John E. Hobbie
Tel: 508-289-7470 | Fax: 508-457-1548
Ph.D., Indiana University, 1962
M.A., University of California, 1959
B.A., Dartmouth College, 1957
Links: Hobbie CV 2012
My research as an aquatic ecologist has attempted to identify the factors controlling decomposition and productivity within aquatic Ecosystems. I am primarily interested in the role natural assemblages of microbes play in ecosystems. I began studying this problem over 30 years ago in Swedish lakes, where I developed and applied methods for measuring the kinetics of uptake of organic compounds by bacteria using radiolabelled substrates. I later developed methods for measuring the mineralization of organic compounds to CO2, and visualizing and enumerating bacteria present in natural water samples using DNA specific stains (acridine orange and DAPI). The development of molecular biology has allowed us to put specific names on bacteria found in nature and we are attempting to determine what species are present and active seasonally. I also look at larger systems in estuaries and arctic tundra lakes where we have a 20-year data set. The combination of observations and experimental manipulations carried out over many years have proven a valuable tool for understanding ecological processes.

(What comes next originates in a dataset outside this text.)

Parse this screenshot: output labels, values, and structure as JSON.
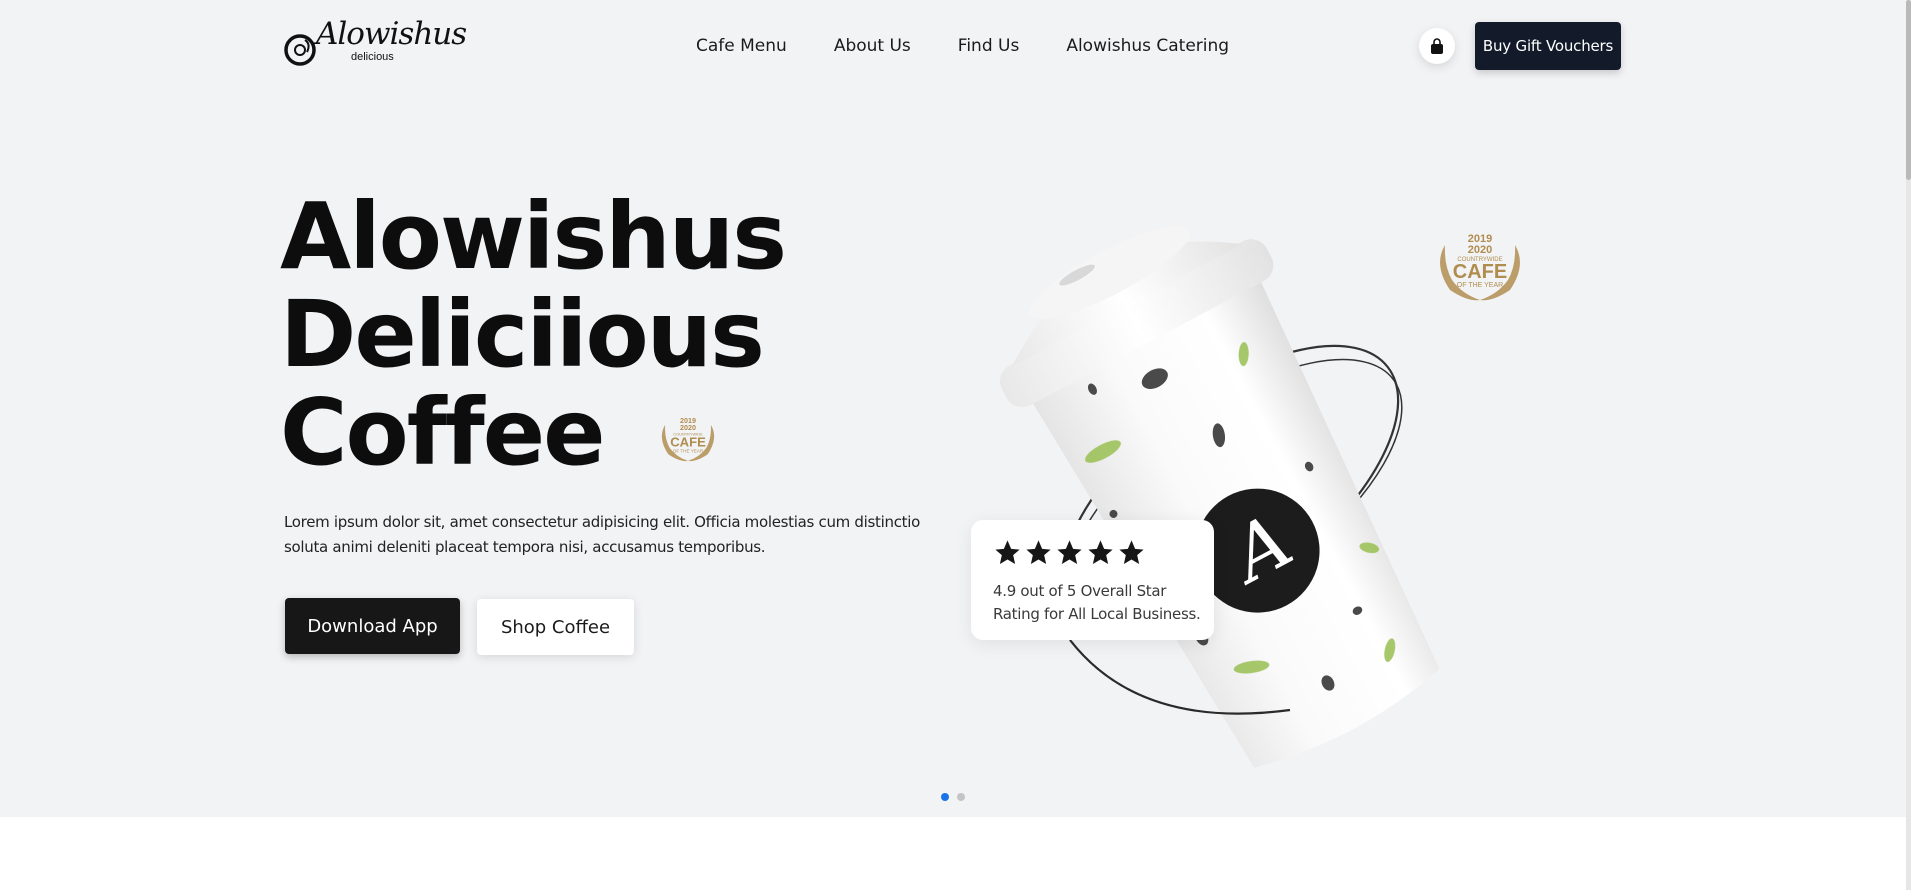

Hobbie, J. E., and E. A. Hobbie. 2012. Amino acid cycling in plankton and soil microbes studied with radioisotopes: measured amino acids in soil do not reflect bioavailability. Biogeochemistry 107:339 - 360.
Bowen, J.L., B.B. Ward, H.G. Morrison, J.E. Hobbie, I. Valiela, L.A. Deegan, M.L.Sogin. 2011. Microbial community composition in sediments resists perturbation by nutrient enrichment. ISME J. 2011 5(9):1540-1548. doi: 10.1038/ismej.2011.22.
Lougheed, V.L. M.G. Butler, D.C. McEwen, J.E. Hobbie. 2011. Changes in tundra pond limnology: re-sampling Alaskan ponds after 40 years. Ambio. 40(6):589-99.